If there’s one word that best describes Karnov’s approach to the genre, it’s “odd.” Your hero’s floaty moon jumps belie his flabby physique. The background music (the one and only piece of it you get up until the final boss battle) seems to be some sort of off-kilter carnival jingle. Enemies include flexing bodybuilders, dinosaurs, and curiously pensive-looking fish men. Karnov isn’t full-on Monster Party bonkers or anything, but its weirdo cred is above reproach.

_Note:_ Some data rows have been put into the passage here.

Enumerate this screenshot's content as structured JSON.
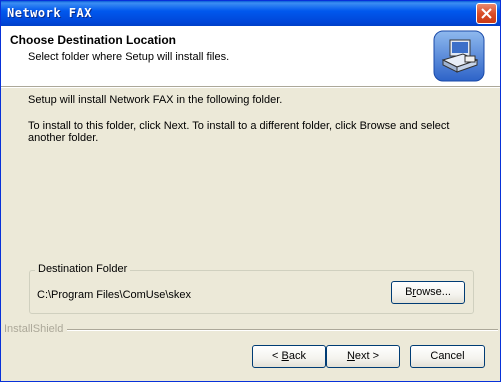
{
  "window": {
    "title": "Network FAX",
    "close_icon": "close-x-icon"
  },
  "header": {
    "title": "Choose Destination Location",
    "subtitle": "Select folder where Setup will install files.",
    "icon": "computer-install-icon"
  },
  "body": {
    "line1": "Setup will install Network FAX in the following folder.",
    "line2a": "To install to this folder, click Next. To install to a different folder, click Browse and select",
    "line2b": "another folder."
  },
  "destination": {
    "group_label": "Destination Folder",
    "path": "C:\\Program Files\\ComUse\\skex",
    "browse_label_pre": "B",
    "browse_label_u": "r",
    "browse_label_post": "owse..."
  },
  "footer": {
    "brand": "InstallShield",
    "back_pre": "< ",
    "back_u": "B",
    "back_post": "ack",
    "next_u": "N",
    "next_post": "ext >",
    "cancel_label": "Cancel"
  }
}
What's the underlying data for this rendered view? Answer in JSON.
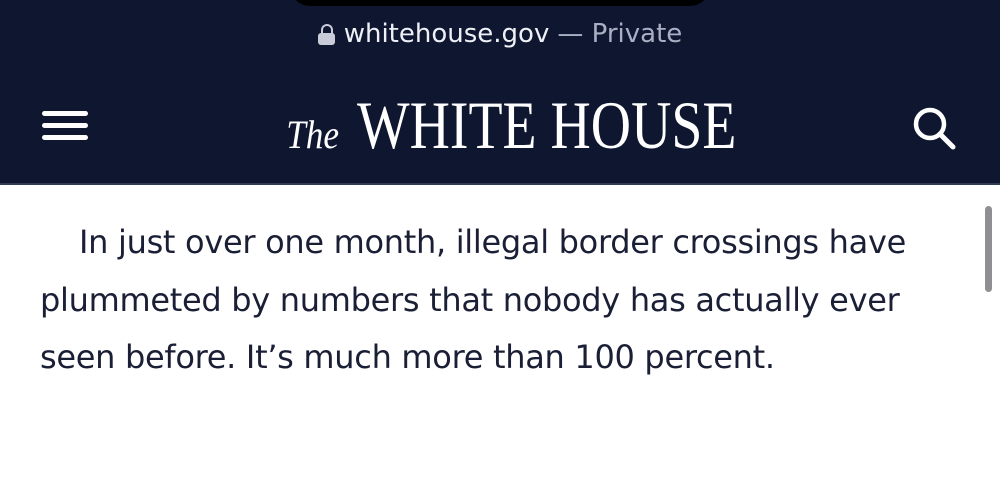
{
  "browser": {
    "domain": "whitehouse.gov",
    "mode_label": "— Private",
    "lock_icon": "lock-icon"
  },
  "header": {
    "logo_the": "The",
    "logo_main": "WHITE HOUSE",
    "menu_icon": "hamburger-menu-icon",
    "search_icon": "search-icon",
    "background_color": "#0f1630"
  },
  "article": {
    "paragraph": "In just over one month, illegal border crossings have plummeted by numbers that nobody has actually ever seen before.  It’s much more than 100 percent."
  }
}
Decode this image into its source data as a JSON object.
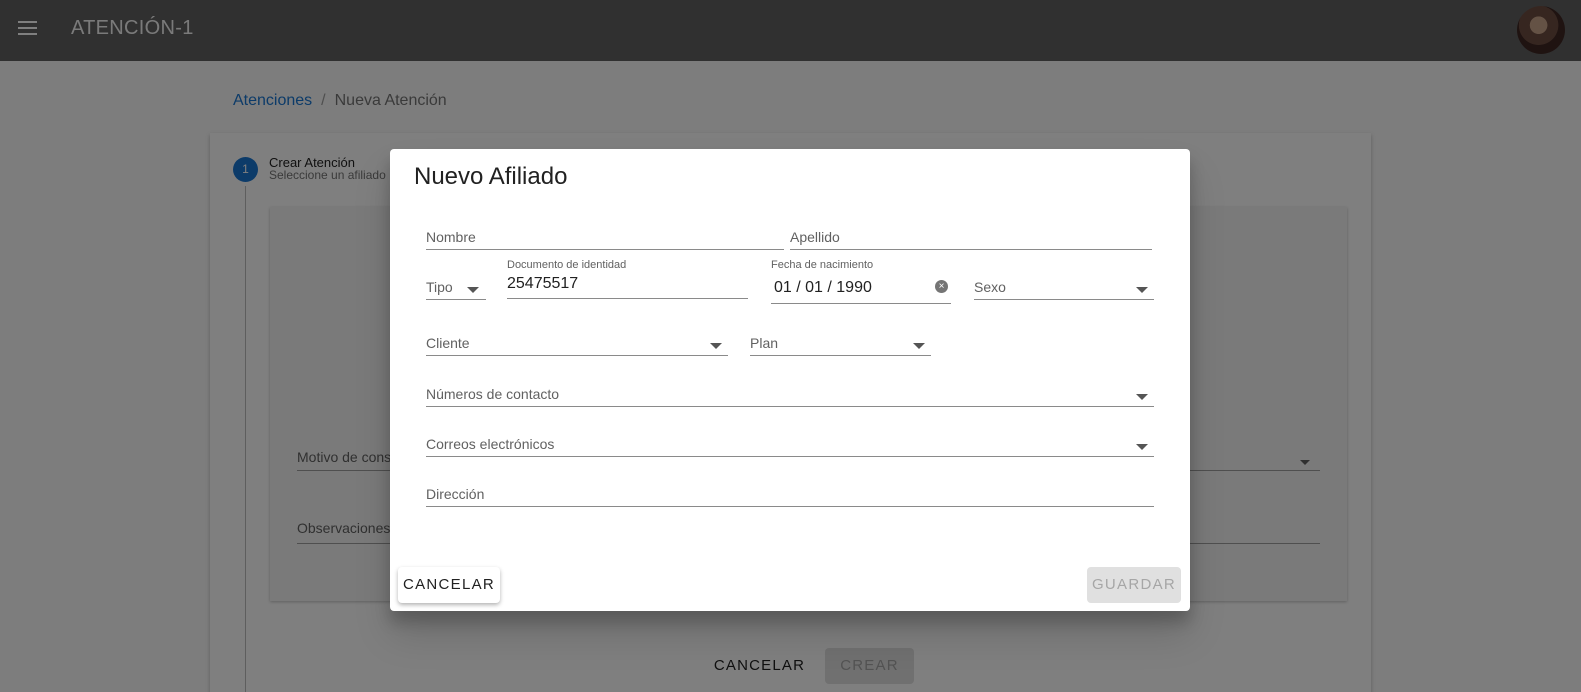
{
  "appbar": {
    "title": "ATENCIÓN-1"
  },
  "breadcrumb": {
    "link": "Atenciones",
    "separator": "/",
    "current": "Nueva Atención"
  },
  "stepper": {
    "number": "1",
    "title": "Crear Atención",
    "subtitle": "Seleccione un afiliado"
  },
  "background_form": {
    "motivo_label": "Motivo de consulta",
    "observaciones_label": "Observaciones",
    "cancel_label": "CANCELAR",
    "create_label": "CREAR"
  },
  "dialog": {
    "title": "Nuevo Afiliado",
    "fields": {
      "nombre": {
        "label": "Nombre"
      },
      "apellido": {
        "label": "Apellido"
      },
      "tipo": {
        "label": "Tipo"
      },
      "documento": {
        "label": "Documento de identidad",
        "value": "25475517"
      },
      "fecha": {
        "label": "Fecha de nacimiento",
        "value": "01 / 01 / 1990"
      },
      "sexo": {
        "label": "Sexo"
      },
      "cliente": {
        "label": "Cliente"
      },
      "plan": {
        "label": "Plan"
      },
      "contactos": {
        "label": "Números de contacto"
      },
      "correos": {
        "label": "Correos electrónicos"
      },
      "direccion": {
        "label": "Dirección"
      }
    },
    "cancel_label": "CANCELAR",
    "save_label": "GUARDAR"
  },
  "colors": {
    "appbar": "#616161",
    "primary": "#1976d2",
    "disabled_button": "#e0e0e0"
  }
}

On the downside, odd isn’t always the best way to go about implementing basic game mechanics. Take the inconsistent air control, for example. You can steer Karnov mid-jump no problem, but drop down off a ledge or ladder and you’re suddenly limited to watching helplessly as he slowly plummets straight down into waiting hazards. In other words, the method you use to get airborne determine how much control you have once you’re there. Huh? When it comes to being different in the worst possible way, however, it’s the hit detection that really takes the piroshky. Karnov is liable to take damage from enemies and projectiles that make no visible contact with his sprite. Either he, his opponents, or both seem to have outsized hit boxes which render any sort of precise evasion a total crapshoot.

There. Now that my spleen is sufficiently vented, allow me to walk things back a bit. There’s actually a lot to like in Karnov once you’ve made your peace with its more irritating quirks. Decimating baddies with a torrent of flame breath feels great, even more so once you’ve upgraded to a double or triple shot attack by collecting red orb power-ups in each stage. There’s a respectable amount of variety and ambition on display across the game’s nine stages, too. One sees the burly Karnov donning an adorable set of swim fins to cross the Black Sea. Another takes place entirely in the sky and requires liberal use of the temporary flight power up to navigate. Most levels also feature branching paths to explore, allowing for a bit of extra replay value. For a “walk to the right and kill the boss” exercise, there are also a surprisingly large number of items laying around the stages for Karnov to collect. These include a handy portable ladder, bombs, boomerangs, a shield for blocking attacks, and magic glasses to reveal still more hidden goodies.

Karnov has something of a reputation as a bad game. The copy I picked up at the Seattle Retro Gaming Expo earlier this summer even came with “BAD” written across the front of the cartridge in permanent marker by a previous owner. I laughed so hard I just had to take it home. Well, I’m here to tell you that Karnov is not bad. Oh, the music and hit detection are wretched, no doubt. Thankfully, though, they’re balanced out by the satisfying shooting action, wide selection of power-ups, creative stage design, and bizarre art direction. It’s a decidedly average mid-’80s side-scroller that’s worth the paltry asking price so long as you’re aware of its mixed bag status going in. If nothing else, it will always hold a special place in my heart for introducing the hobby to the least likely mascot in its decades-long history and my personal sentimental favorite. Karnov as a character was considered strange enough in his day, but such a resolutely unpalatable goon serving as the figurehead of a major game publisher in the 21st century is pretty much unthinkable.

Above all, I love me an underdog.